While the Houthis have agreed to the UN taking control of Hodeidah port, they have so far refused to withdraw from surrounding towns as requested by the UAE and the coalition.

The talks have not been without controversy among interested parties.

Yesterday, a UN document describing a Houthi leader as the “leader of the revolution” caused uproar among some Yemenis. One social media user accused the UN of being “more Houthi than the Houthis themselves”.

Cinzia Bianco, an analyst for Gulf State Analytics, said Mr Griffiths had differed markedly from his predecessors in trying to broker a solution to the war, which broke out in 2015.

“Rather than tackling comprehensively a resolution to the conflict, he appears to be more focused on specific issues,” Ms Bianco said.

“Lately, he has been devoting most of his efforts to bringing the Hodeidah campaign to an end.”

A more complex item on the agenda will be the release of prisoners on both sides.

“They have been trying to reach a deal since the first talks in Geneva and in the second talks in Kuwait to release thousands of prisoners captured on the battlefields and others who were politically arrested but didn’t participate in the fighting,” Mr Al Hood said.

Some of the captives are top Yemeni officials, including Minister of Defence Brig Mahmood Al Sobaihi, Naser Mansur Hadi – the brother of President Abdrabu Mansur Hadi – and brigade commander Maj Gen Faisal Rajab.

A successful outcome on September 6 could set in motion a series of trust-building measures and create potential for successful peace talks later this year.

In addition to the government and the Houthis, Yemen’s Southern Transitional Council has said it wants to send a delegation of five senior members to the Geneva talks.

Despite talks of reconciliation, clashes between the Iran-supported Houthis and Yemen’s coalition-backed forces continue.

On Wednesday rebels reportedly fired a ballistic missile at Saudi Arabia's Najran region near the border between the two countries.

The Badr-1 missile targeted "a new military camp," it said, without indicating when the missile was launched.
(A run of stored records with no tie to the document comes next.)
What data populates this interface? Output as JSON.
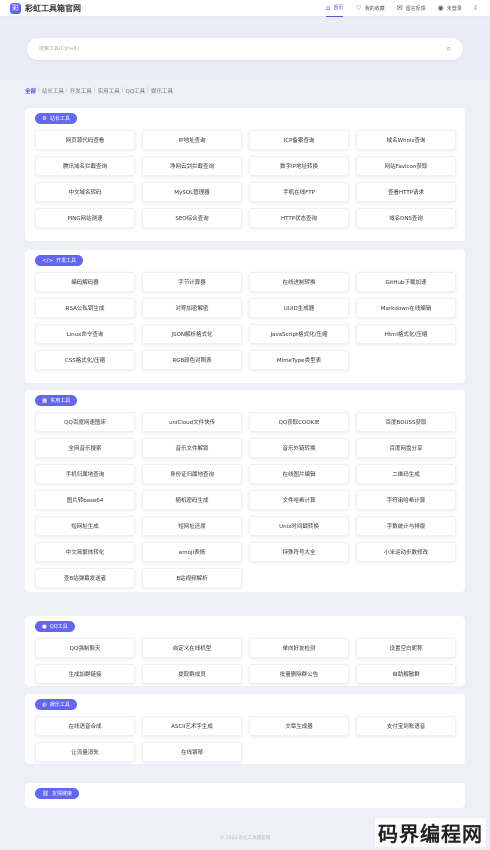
{
  "header": {
    "logo_text": "彩虹工具箱官网",
    "logo_mark": "彩",
    "nav": [
      {
        "label": "首页",
        "icon": "⌂",
        "active": true
      },
      {
        "label": "我的收藏",
        "icon": "♡"
      },
      {
        "label": "留言反馈",
        "icon": "✉"
      },
      {
        "label": "未登录",
        "icon": "◉"
      }
    ],
    "theme_icon": "☾"
  },
  "search": {
    "placeholder": "搜索工具(Ctrl+K)"
  },
  "categories": [
    "全部",
    "站长工具",
    "开发工具",
    "实用工具",
    "QQ工具",
    "娱乐工具"
  ],
  "sections": [
    {
      "title": "站长工具",
      "icon": "⚙",
      "tools": [
        "网页源代码查看",
        "IP地址查询",
        "ICP备案查询",
        "域名Whois查询",
        "腾讯域名拦截查询",
        "净网云剑拦截查询",
        "数字IP地址转换",
        "网站Favicon获取",
        "中文域名转码",
        "MySQL管理器",
        "手机在线FTP",
        "查看HTTP请求",
        "PING网站测速",
        "SEO综合查询",
        "HTTP状态查询",
        "域名DNS查询"
      ]
    },
    {
      "title": "开发工具",
      "icon": "</>",
      "tools": [
        "编码解码器",
        "字节计算器",
        "在线进制转换",
        "GitHub下载加速",
        "RSA公私钥生成",
        "对称加密解密",
        "UUID生成器",
        "Markdown在线编辑",
        "Linux命令查询",
        "JSON解析格式化",
        "JavaScript格式化/压缩",
        "Html格式化/压缩",
        "CSS格式化/压缩",
        "RGB颜色对照表",
        "MimeType类型表"
      ]
    },
    {
      "title": "实用工具",
      "icon": "▦",
      "tools": [
        "QQ百度网速图床",
        "uniCloud文件快传",
        "QQ获取COOKIE",
        "百度BDUSS获取",
        "全网音乐搜索",
        "音乐文件解锁",
        "音乐外链转换",
        "百度网盘分享",
        "手机归属地查询",
        "身份证归属地查询",
        "在线图片编辑",
        "二维码生成",
        "图片转base64",
        "随机密码生成",
        "文件哈希计算",
        "字符串哈希计算",
        "短网址生成",
        "短网址还原",
        "Unix时间戳转换",
        "字数统计与排版",
        "中文简繁体转化",
        "emoji表情",
        "特殊符号大全",
        "小米运动步数修改",
        "查B站弹幕发送者",
        "B站视频解析"
      ]
    },
    {
      "title": "QQ工具",
      "icon": "●",
      "tools": [
        "QQ强制聊天",
        "自定义在线机型",
        "单向好友检测",
        "设置空白昵称",
        "生成加群链接",
        "提取群成员",
        "批量删除群公告",
        "自助解散群"
      ]
    },
    {
      "title": "娱乐工具",
      "icon": "◍",
      "tools": [
        "在线语音合成",
        "ASCII艺术字生成",
        "文章生成器",
        "支付宝到账语音",
        "让流量消失",
        "在线钢琴"
      ]
    },
    {
      "title": "友情链接",
      "icon": "⛓",
      "tools": []
    }
  ],
  "footer": {
    "text": "© 2024 彩虹工具箱官网"
  },
  "watermark": "码界编程网"
}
Saudi Arabia's military said on Tuesday its air defences intercepted a missile fired towards the city of Najran. "There were no casualties," said the spokesman of the Saudi-led coalition fighting the Houthis, Colonel Turki Al Malki.